■ Dataset rows for apps and sites ■
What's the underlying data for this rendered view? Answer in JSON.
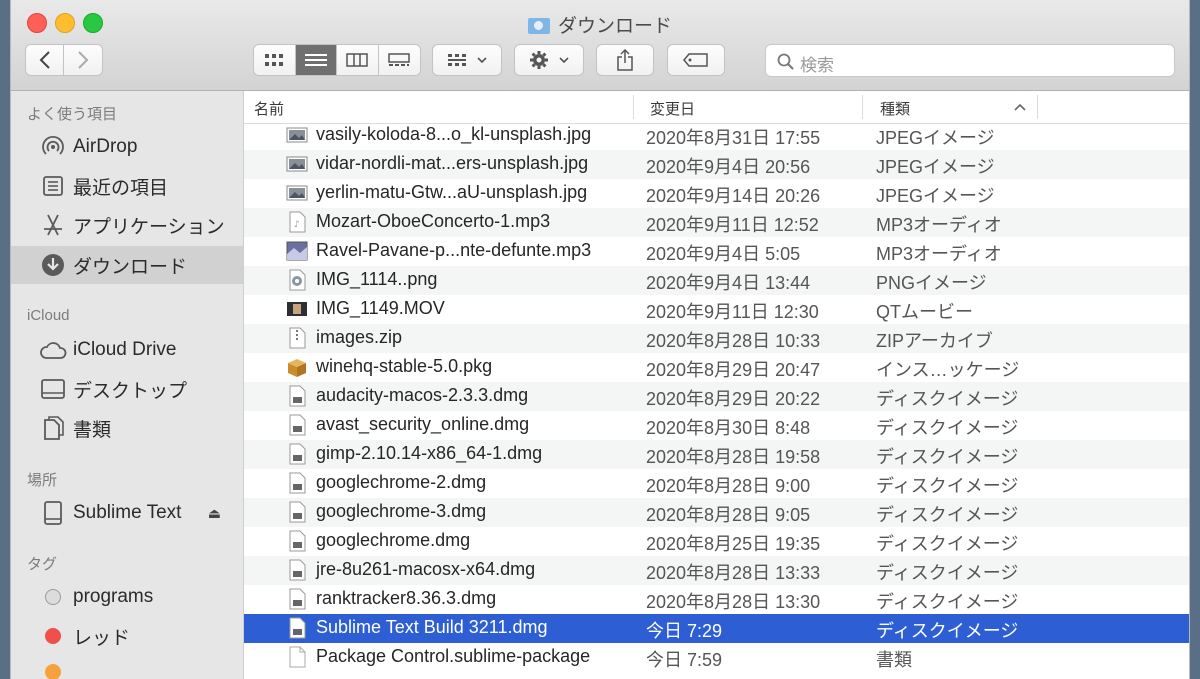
{
  "window": {
    "title": "ダウンロード"
  },
  "toolbar": {
    "search_placeholder": "検索"
  },
  "sidebar": {
    "favorites_header": "よく使う項目",
    "favorites": [
      {
        "label": "AirDrop",
        "icon": "airdrop-icon"
      },
      {
        "label": "最近の項目",
        "icon": "recents-icon"
      },
      {
        "label": "アプリケーション",
        "icon": "applications-icon"
      },
      {
        "label": "ダウンロード",
        "icon": "downloads-icon",
        "selected": true
      }
    ],
    "icloud_header": "iCloud",
    "icloud": [
      {
        "label": "iCloud Drive",
        "icon": "cloud-icon"
      },
      {
        "label": "デスクトップ",
        "icon": "desktop-icon"
      },
      {
        "label": "書類",
        "icon": "documents-icon"
      }
    ],
    "locations_header": "場所",
    "locations": [
      {
        "label": "Sublime Text",
        "icon": "drive-icon",
        "eject": "⏏"
      }
    ],
    "tags_header": "タグ",
    "tags": [
      {
        "label": "programs",
        "color": "#c8c8c8"
      },
      {
        "label": "レッド",
        "color": "#f0504a"
      }
    ]
  },
  "columns": {
    "name": "名前",
    "date": "変更日",
    "kind": "種類"
  },
  "files": [
    {
      "name": "vasily-koloda-8...o_kl-unsplash.jpg",
      "date": "2020年8月31日 17:55",
      "kind": "JPEGイメージ",
      "icon": "image-thumb-icon"
    },
    {
      "name": "vidar-nordli-mat...ers-unsplash.jpg",
      "date": "2020年9月4日 20:56",
      "kind": "JPEGイメージ",
      "icon": "image-thumb-icon"
    },
    {
      "name": "yerlin-matu-Gtw...aU-unsplash.jpg",
      "date": "2020年9月14日 20:26",
      "kind": "JPEGイメージ",
      "icon": "image-thumb-icon"
    },
    {
      "name": "Mozart-OboeConcerto-1.mp3",
      "date": "2020年9月11日 12:52",
      "kind": "MP3オーディオ",
      "icon": "audio-file-icon"
    },
    {
      "name": "Ravel-Pavane-p...nte-defunte.mp3",
      "date": "2020年9月4日 5:05",
      "kind": "MP3オーディオ",
      "icon": "audio-art-icon"
    },
    {
      "name": "IMG_1114..png",
      "date": "2020年9月4日 13:44",
      "kind": "PNGイメージ",
      "icon": "png-file-icon"
    },
    {
      "name": "IMG_1149.MOV",
      "date": "2020年9月11日 12:30",
      "kind": "QTムービー",
      "icon": "movie-thumb-icon"
    },
    {
      "name": "images.zip",
      "date": "2020年8月28日 10:33",
      "kind": "ZIPアーカイブ",
      "icon": "zip-file-icon"
    },
    {
      "name": "winehq-stable-5.0.pkg",
      "date": "2020年8月29日 20:47",
      "kind": "インス…ッケージ",
      "icon": "package-icon"
    },
    {
      "name": "audacity-macos-2.3.3.dmg",
      "date": "2020年8月29日 20:22",
      "kind": "ディスクイメージ",
      "icon": "disk-image-icon"
    },
    {
      "name": "avast_security_online.dmg",
      "date": "2020年8月30日 8:48",
      "kind": "ディスクイメージ",
      "icon": "disk-image-icon"
    },
    {
      "name": "gimp-2.10.14-x86_64-1.dmg",
      "date": "2020年8月28日 19:58",
      "kind": "ディスクイメージ",
      "icon": "disk-image-icon"
    },
    {
      "name": "googlechrome-2.dmg",
      "date": "2020年8月28日 9:00",
      "kind": "ディスクイメージ",
      "icon": "disk-image-icon"
    },
    {
      "name": "googlechrome-3.dmg",
      "date": "2020年8月28日 9:05",
      "kind": "ディスクイメージ",
      "icon": "disk-image-icon"
    },
    {
      "name": "googlechrome.dmg",
      "date": "2020年8月25日 19:35",
      "kind": "ディスクイメージ",
      "icon": "disk-image-icon"
    },
    {
      "name": "jre-8u261-macosx-x64.dmg",
      "date": "2020年8月28日 13:33",
      "kind": "ディスクイメージ",
      "icon": "disk-image-icon"
    },
    {
      "name": "ranktracker8.36.3.dmg",
      "date": "2020年8月28日 13:30",
      "kind": "ディスクイメージ",
      "icon": "disk-image-icon"
    },
    {
      "name": "Sublime Text Build 3211.dmg",
      "date": "今日 7:29",
      "kind": "ディスクイメージ",
      "icon": "disk-image-icon",
      "selected": true
    },
    {
      "name": "Package Control.sublime-package",
      "date": "今日 7:59",
      "kind": "書類",
      "icon": "document-icon"
    }
  ],
  "colors": {
    "selection": "#2e5ed3",
    "accent": "#2e5ed3"
  }
}
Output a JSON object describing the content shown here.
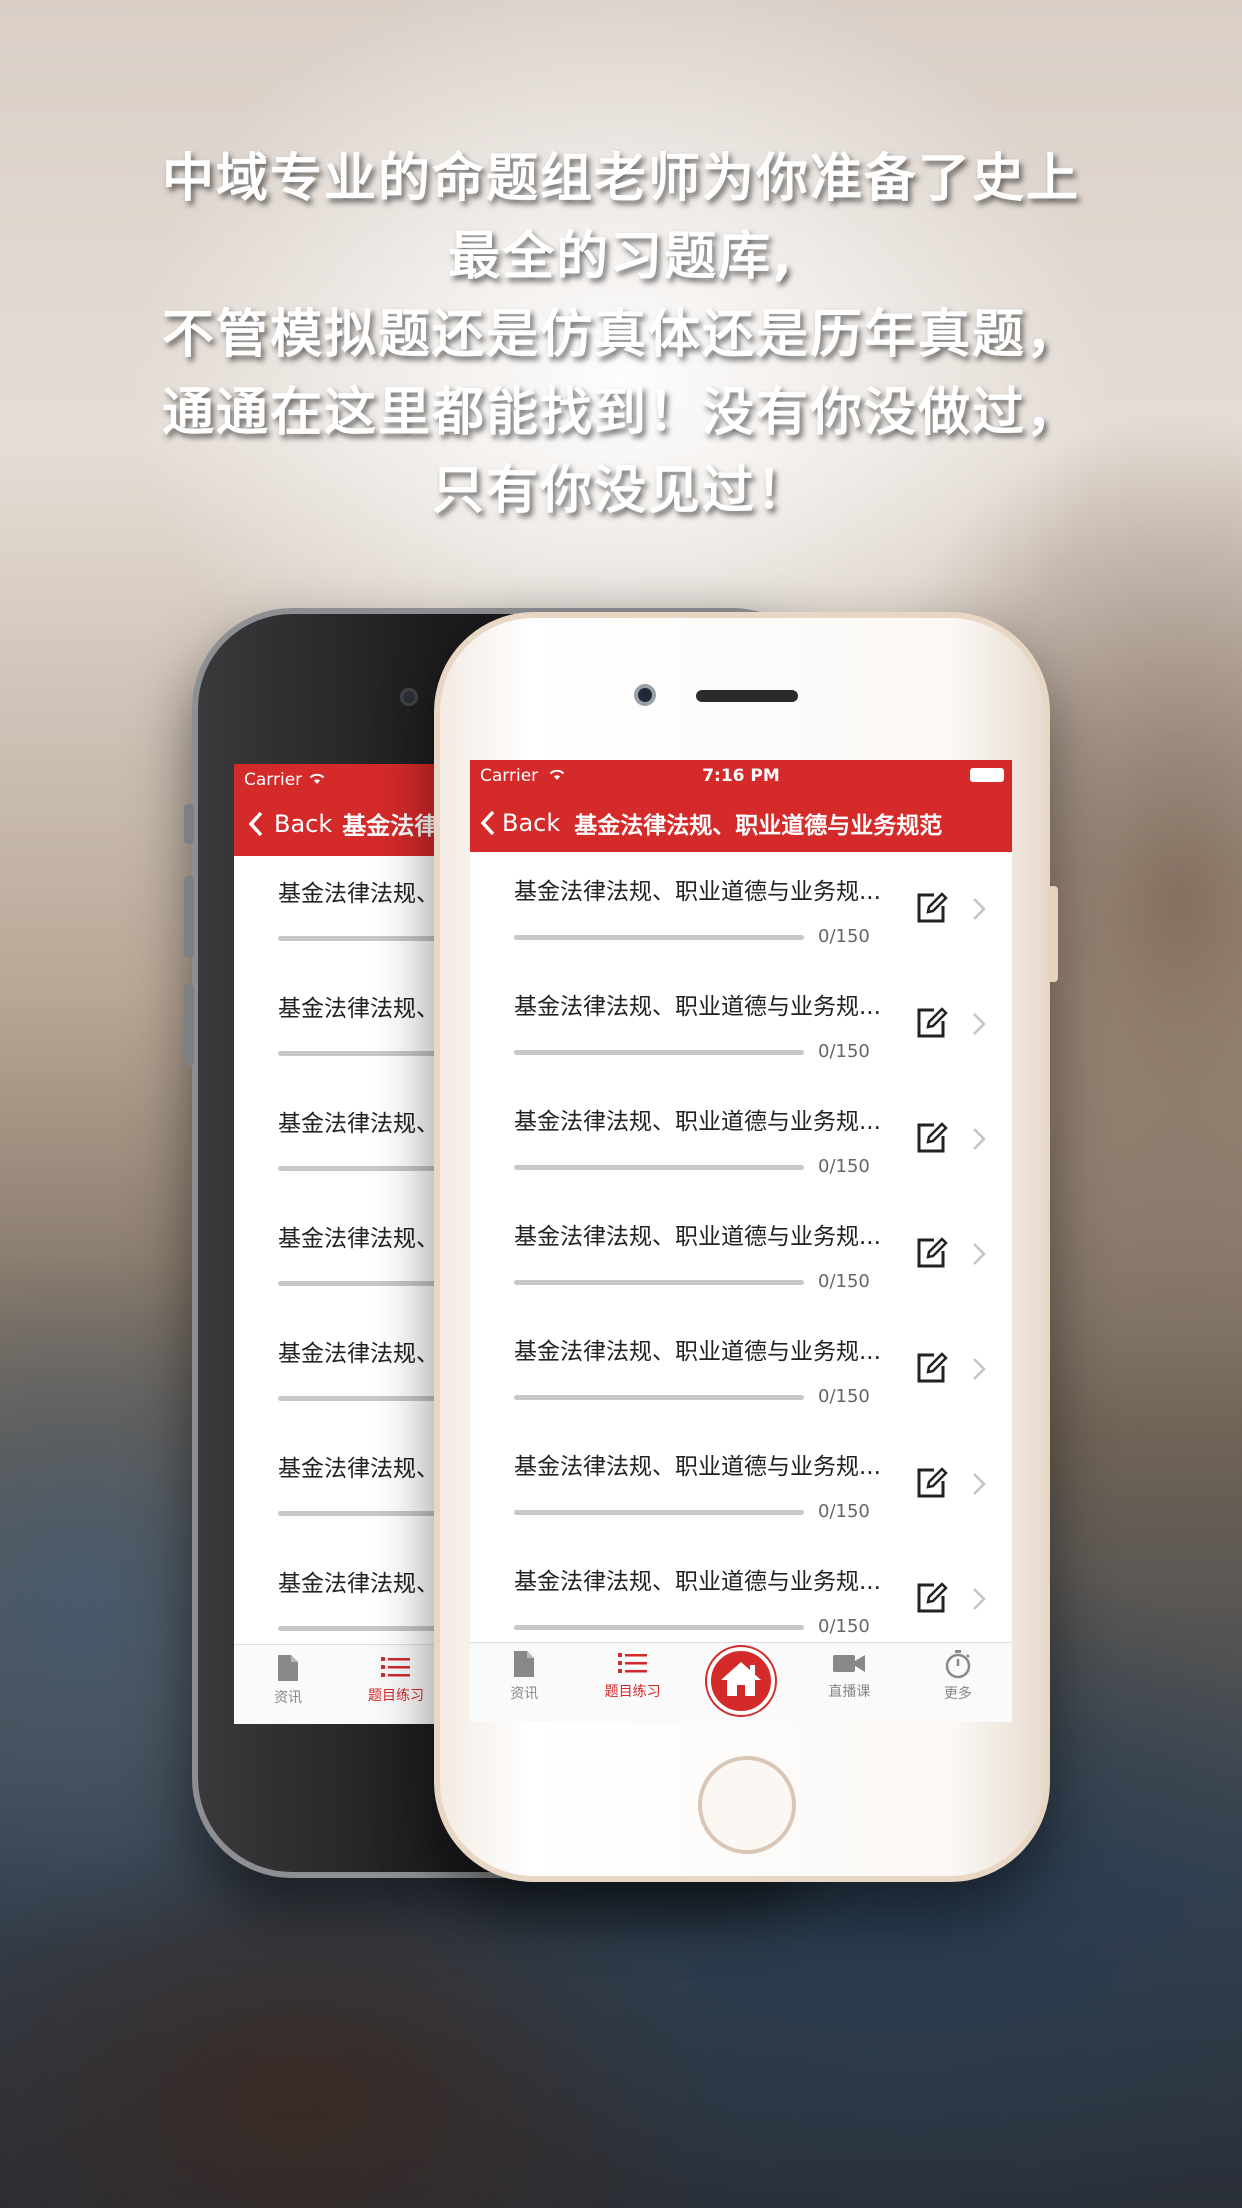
{
  "headline": {
    "line1": "中域专业的命题组老师为你准备了史上",
    "line2": "最全的习题库,",
    "line3": "不管模拟题还是仿真体还是历年真题，",
    "line4": "通通在这里都能找到！没有你没做过，",
    "line5": "只有你没见过！"
  },
  "status_bar": {
    "carrier": "Carrier",
    "time": "7:16 PM"
  },
  "nav": {
    "back_label": "Back",
    "title": "基金法律法规、职业道德与业务规范",
    "back_title_truncated": "基金法律"
  },
  "list": {
    "items": [
      {
        "label": "基金法律法规、职业道德与业务规...",
        "short_label": "基金法律法规、",
        "progress": 0,
        "count": "0/150"
      },
      {
        "label": "基金法律法规、职业道德与业务规...",
        "short_label": "基金法律法规、",
        "progress": 0,
        "count": "0/150"
      },
      {
        "label": "基金法律法规、职业道德与业务规...",
        "short_label": "基金法律法规、",
        "progress": 0,
        "count": "0/150"
      },
      {
        "label": "基金法律法规、职业道德与业务规...",
        "short_label": "基金法律法规、",
        "progress": 0,
        "count": "0/150"
      },
      {
        "label": "基金法律法规、职业道德与业务规...",
        "short_label": "基金法律法规、",
        "progress": 0,
        "count": "0/150"
      },
      {
        "label": "基金法律法规、职业道德与业务规...",
        "short_label": "基金法律法规、",
        "progress": 0,
        "count": "0/150"
      },
      {
        "label": "基金法律法规、职业道德与业务规...",
        "short_label": "基金法律法规、",
        "progress": 0,
        "count": "0/150"
      }
    ]
  },
  "tabs": [
    {
      "label": "资讯",
      "icon": "document-icon",
      "active": false
    },
    {
      "label": "题目练习",
      "icon": "list-icon",
      "active": true
    },
    {
      "label": "",
      "icon": "home-icon",
      "active": false
    },
    {
      "label": "直播课",
      "icon": "video-camera-icon",
      "active": false
    },
    {
      "label": "更多",
      "icon": "stopwatch-icon",
      "active": false
    }
  ],
  "colors": {
    "accent": "#d42a2a",
    "tab_inactive": "#888888",
    "progress_track": "#c8c8c8"
  }
}
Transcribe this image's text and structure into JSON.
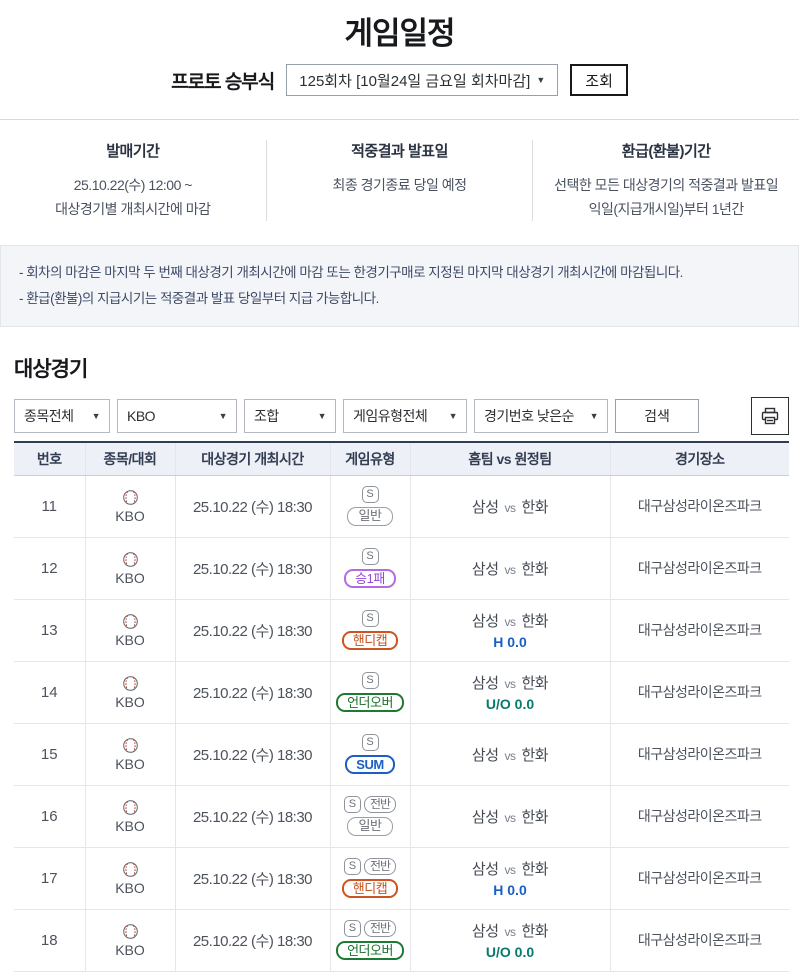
{
  "page": {
    "title": "게임일정",
    "round_label": "프로토 승부식",
    "round_value": "125회차 [10월24일 금요일 회차마감]",
    "inquiry_button": "조회",
    "caret": "▼"
  },
  "info_columns": [
    {
      "title": "발매기간",
      "line1": "25.10.22(수) 12:00 ~",
      "line2": "대상경기별 개최시간에 마감"
    },
    {
      "title": "적중결과 발표일",
      "line1": "최종 경기종료 당일 예정",
      "line2": ""
    },
    {
      "title": "환급(환불)기간",
      "line1": "선택한 모든 대상경기의 적중결과 발표일",
      "line2": "익일(지급개시일)부터 1년간"
    }
  ],
  "notes": {
    "line1": "- 회차의 마감은 마지막 두 번째 대상경기 개최시간에 마감 또는 한경기구매로 지정된 마지막 대상경기 개최시간에 마감됩니다.",
    "line2": "- 환급(환불)의 지급시기는 적중결과 발표 당일부터 지급 가능합니다."
  },
  "section_title": "대상경기",
  "filters": {
    "sport": "종목전체",
    "league": "KBO",
    "combo": "조합",
    "game_type": "게임유형전체",
    "sort": "경기번호 낮은순",
    "search_button": "검색",
    "print_icon": "printer-icon"
  },
  "colors": {
    "accent_navy": "#333d52",
    "badge_purple": "#9a46d8",
    "badge_orange": "#c3511d",
    "badge_green": "#1a7330",
    "badge_blue": "#1b5ec4",
    "line_blue": "#1b5ec4",
    "line_teal": "#067a68"
  },
  "table": {
    "headers": [
      "번호",
      "종목/대회",
      "대상경기 개최시간",
      "게임유형",
      "홈팀 vs 원정팀",
      "경기장소"
    ],
    "vs_label": "vs",
    "rows": [
      {
        "no": "11",
        "league": "KBO",
        "time": "25.10.22 (수) 18:30",
        "s": "S",
        "half": "",
        "half_class": "hidden",
        "type": "일반",
        "type_class": "tbadge t-gray",
        "home": "삼성",
        "away": "한화",
        "line": "",
        "line_class": "hidden",
        "venue": "대구삼성라이온즈파크"
      },
      {
        "no": "12",
        "league": "KBO",
        "time": "25.10.22 (수) 18:30",
        "s": "S",
        "half": "",
        "half_class": "hidden",
        "type": "승1패",
        "type_class": "tbadge t-purple",
        "home": "삼성",
        "away": "한화",
        "line": "",
        "line_class": "hidden",
        "venue": "대구삼성라이온즈파크"
      },
      {
        "no": "13",
        "league": "KBO",
        "time": "25.10.22 (수) 18:30",
        "s": "S",
        "half": "",
        "half_class": "hidden",
        "type": "핸디캡",
        "type_class": "tbadge t-orange",
        "home": "삼성",
        "away": "한화",
        "line": "H 0.0",
        "line_class": "match-line c-blue",
        "venue": "대구삼성라이온즈파크"
      },
      {
        "no": "14",
        "league": "KBO",
        "time": "25.10.22 (수) 18:30",
        "s": "S",
        "half": "",
        "half_class": "hidden",
        "type": "언더오버",
        "type_class": "tbadge t-green",
        "home": "삼성",
        "away": "한화",
        "line": "U/O 0.0",
        "line_class": "match-line c-teal",
        "venue": "대구삼성라이온즈파크"
      },
      {
        "no": "15",
        "league": "KBO",
        "time": "25.10.22 (수) 18:30",
        "s": "S",
        "half": "",
        "half_class": "hidden",
        "type": "SUM",
        "type_class": "tbadge t-blue",
        "home": "삼성",
        "away": "한화",
        "line": "",
        "line_class": "hidden",
        "venue": "대구삼성라이온즈파크"
      },
      {
        "no": "16",
        "league": "KBO",
        "time": "25.10.22 (수) 18:30",
        "s": "S",
        "half": "전반",
        "half_class": "sbadge pill",
        "type": "일반",
        "type_class": "tbadge t-gray",
        "home": "삼성",
        "away": "한화",
        "line": "",
        "line_class": "hidden",
        "venue": "대구삼성라이온즈파크"
      },
      {
        "no": "17",
        "league": "KBO",
        "time": "25.10.22 (수) 18:30",
        "s": "S",
        "half": "전반",
        "half_class": "sbadge pill",
        "type": "핸디캡",
        "type_class": "tbadge t-orange",
        "home": "삼성",
        "away": "한화",
        "line": "H 0.0",
        "line_class": "match-line c-blue",
        "venue": "대구삼성라이온즈파크"
      },
      {
        "no": "18",
        "league": "KBO",
        "time": "25.10.22 (수) 18:30",
        "s": "S",
        "half": "전반",
        "half_class": "sbadge pill",
        "type": "언더오버",
        "type_class": "tbadge t-green",
        "home": "삼성",
        "away": "한화",
        "line": "U/O 0.0",
        "line_class": "match-line c-teal",
        "venue": "대구삼성라이온즈파크"
      }
    ]
  }
}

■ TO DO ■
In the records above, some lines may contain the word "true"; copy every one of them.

■ ANSWER TO THIS TASK ■
        "selected": true
      "selected": true
      "active": true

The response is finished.